[TASK INPUT]

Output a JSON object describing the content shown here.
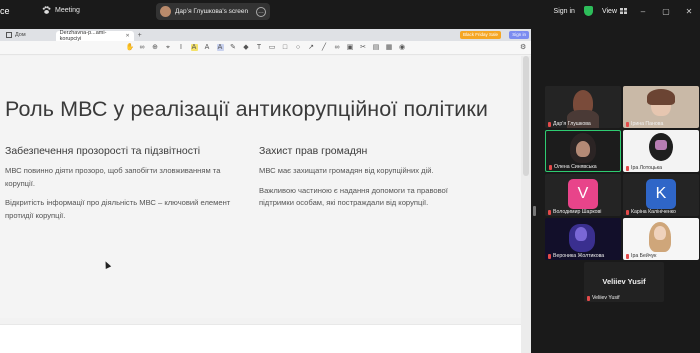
{
  "topbar": {
    "app_title": "ce",
    "meeting_label": "Meeting",
    "share_label": "Дарʼя Глушкова's screen",
    "sign_in": "Sign in",
    "view": "View"
  },
  "browser": {
    "home_tab": "Дом",
    "active_tab": "Derzhavna-p...ami-korupciyi",
    "promo": "Black Friday Sale",
    "sign_in_button": "Sign in"
  },
  "slide": {
    "title": "Роль МВС у реалізації антикорупційної політики",
    "left_heading": "Забезпечення прозорості та підзвітності",
    "left_p1": "МВС повинно діяти прозоро, щоб запобігти зловживанням та корупції.",
    "left_p2": "Відкритість інформації про діяльність МВС – ключовий елемент протидії корупції.",
    "right_heading": "Захист прав громадян",
    "right_p1": "МВС має захищати громадян від корупційних дій.",
    "right_p2": "Важливою частиною є надання допомоги та правової підтримки особам, які постраждали від корупції."
  },
  "participants": [
    {
      "name": "Дарʼя Глушкова"
    },
    {
      "name": "Ірина Панова"
    },
    {
      "name": "Олена Синявська"
    },
    {
      "name": "Іра Лотоцька"
    },
    {
      "name": "Володимир Шаркові",
      "letter": "V",
      "color": "#e8448a"
    },
    {
      "name": "Каріна Калініченко",
      "letter": "K",
      "color": "#2f66c8"
    },
    {
      "name": "Вероника Жолтикова"
    },
    {
      "name": "Іра Бейчук"
    }
  ],
  "solo_participant": {
    "display": "Veliiev Yusif",
    "name": "Veliiev Yusif"
  }
}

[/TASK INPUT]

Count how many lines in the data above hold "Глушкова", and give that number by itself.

2